You have spoken harsh words against me, says the Lord. Yet you say, “How have we spoken against you?” You have said, “It is vain to serve God. What do we profit by keeping his command or by going about as mourners before the Lord of hosts? Now we count the arrogant happy; evildoers not only prosper, but when they put God to the test they escape.”
Then those who revered the Lord spoke with one another. The Lord took note and listened, and a book of remembrance was written before him of those who revered the Lord and thought on his name. They shall be mine, says the Lord of hosts, my special possession on the day when I act, and I will spare them as parents spare their children who serve them. Then once more you shall see the difference between the righteous and the wicked, between one who serves God and one who does not serve him.
What Does it Profit?
Have you ever thought to yourself that it may pay to be bad? It sometimes seems like people who have little regard for the rules and have disrespect for others come out on top. In our scripture today, we see that the people had these thoughts and came to the conclusion that it was “vain to serve God.” They were mistaking what it meant to be blessed. They saw evildoers prospering and failed to understand that success is not wealth, fame, or power but intimacy with the Lord.
God took notice of the faithful and in an amazing display of grace, accepted those who turned back to him. He showed them mercy—the mercy a good parent shows his children. God’s treatment of these forgiven people, as special possessions, is shown completely when he sent his own Son, Jesus, to be the perfect sacrifice to bring them close to him.

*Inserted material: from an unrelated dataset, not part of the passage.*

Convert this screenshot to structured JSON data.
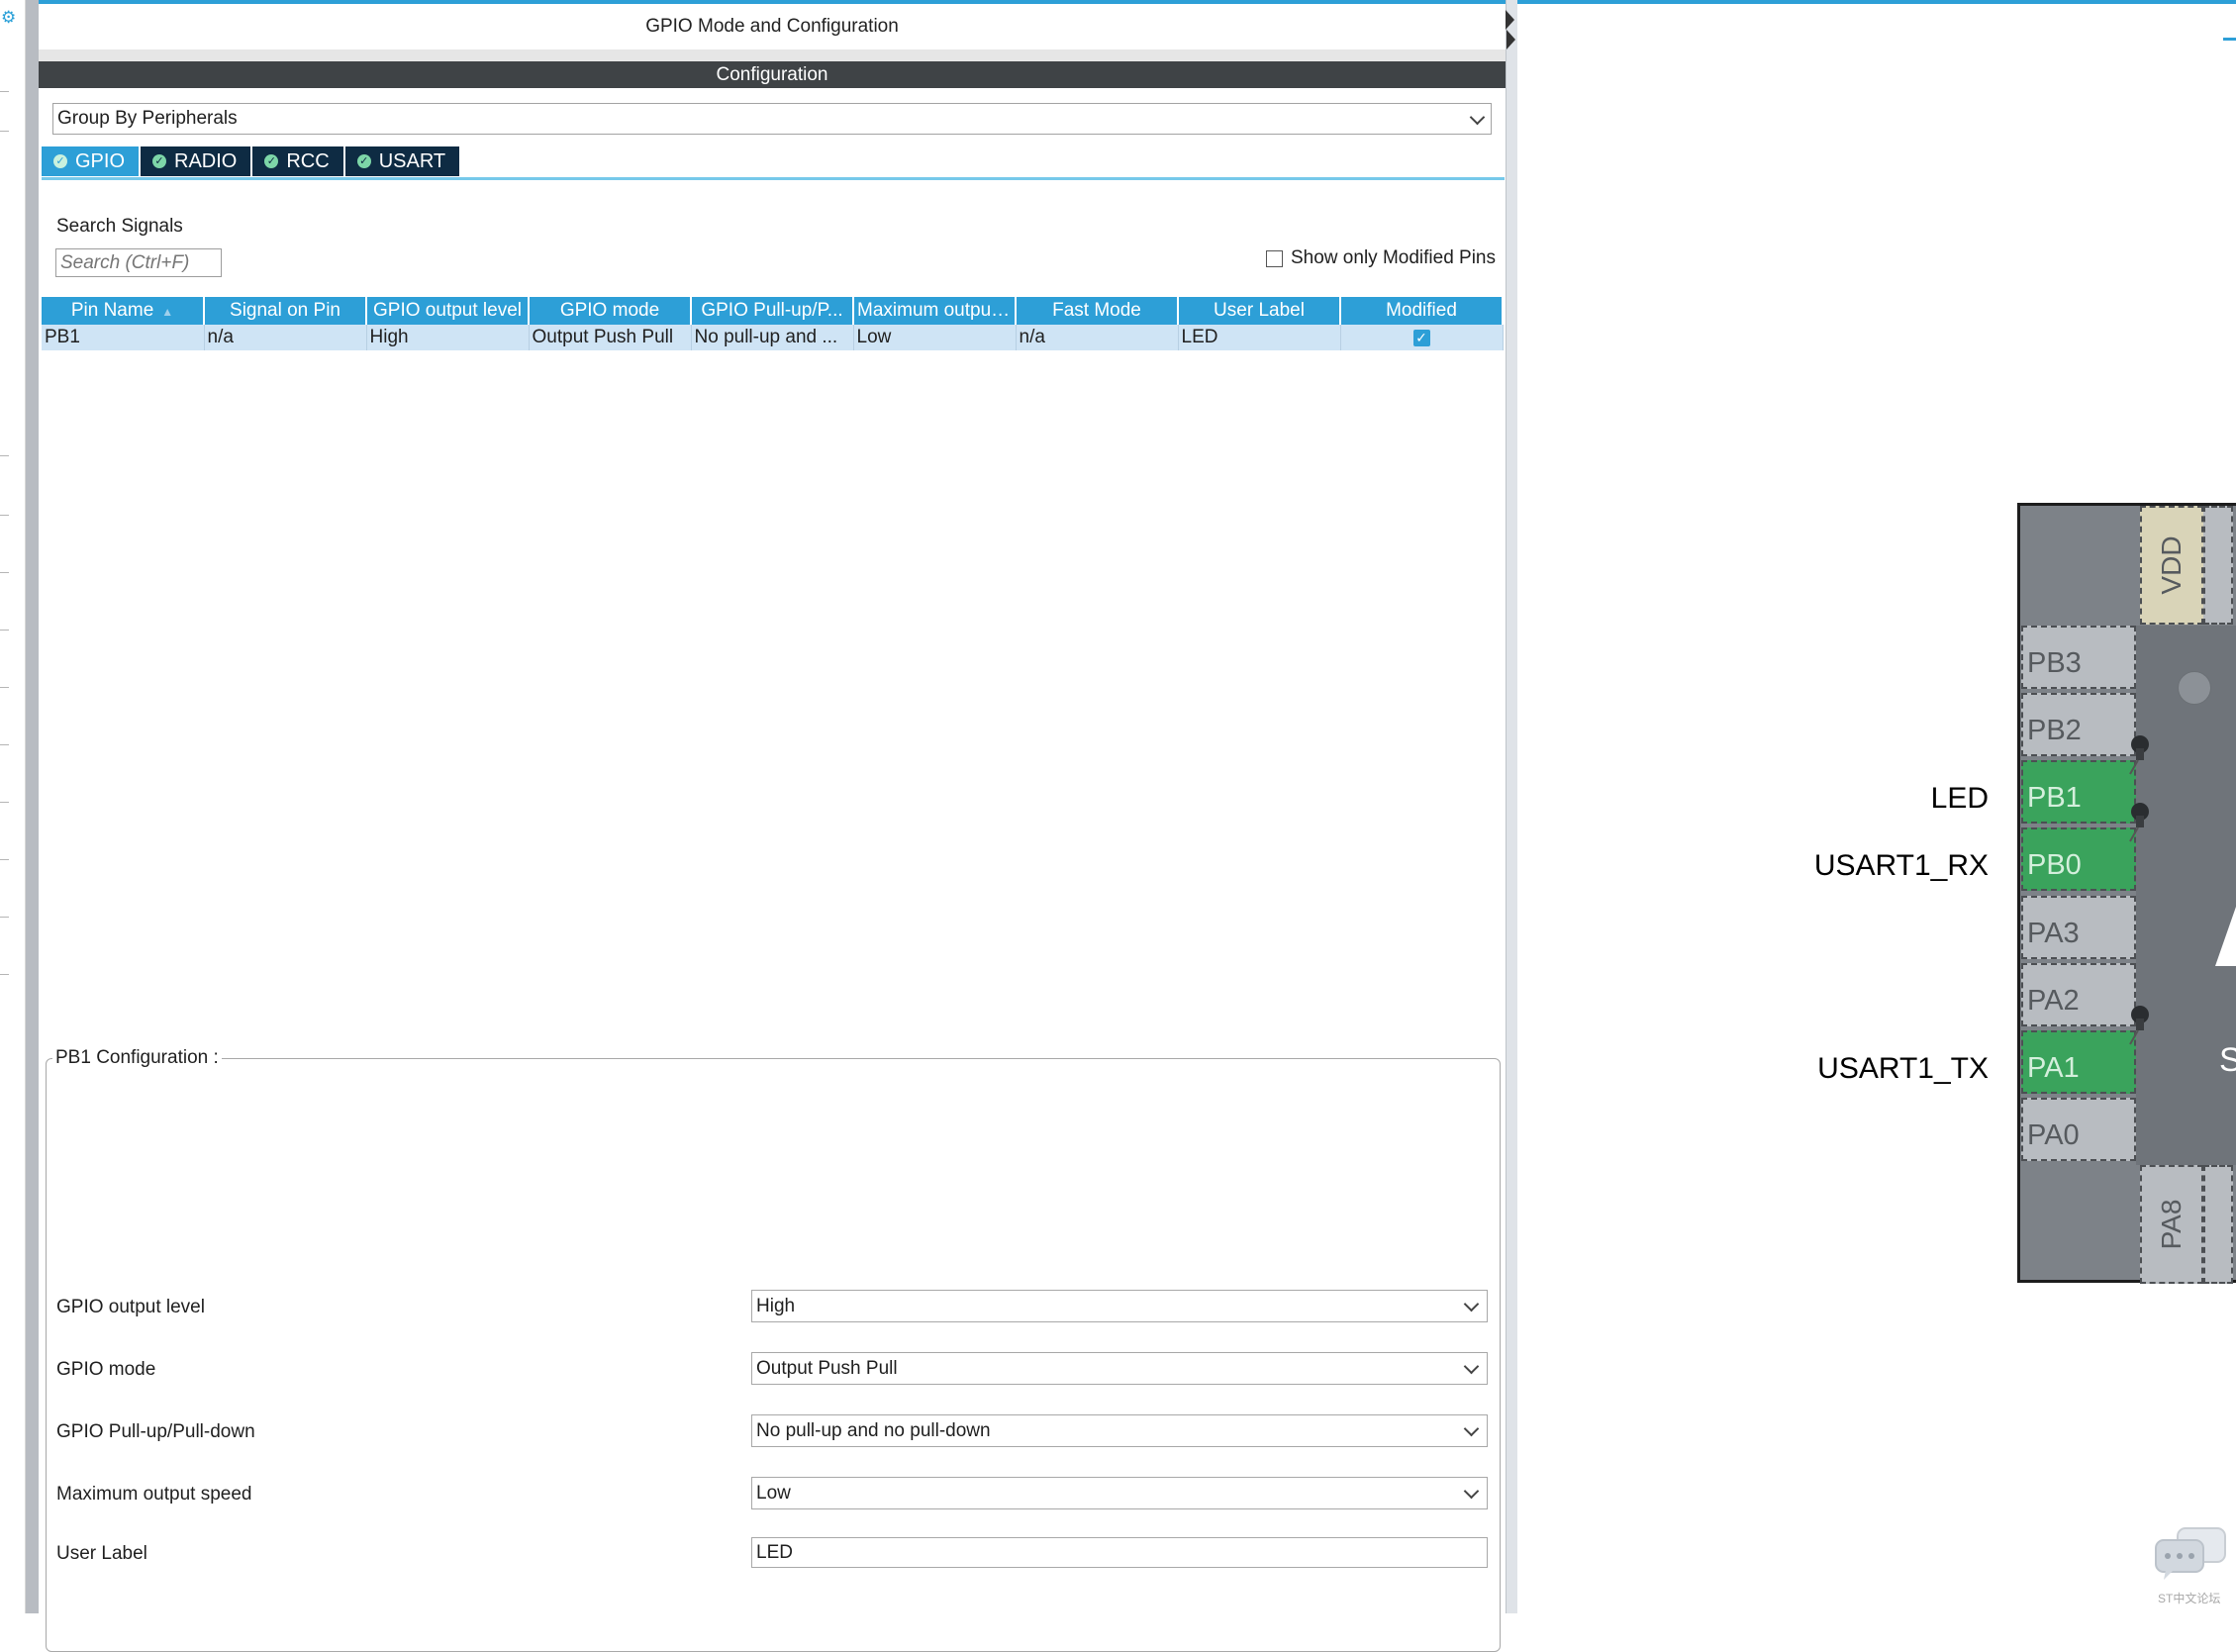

We must struggle against the desire to place our trust in material blessings rather than in Jesus Christ. During this advent season, ask the Lord to bring you close that you may know his grace and mercy in powerful ways.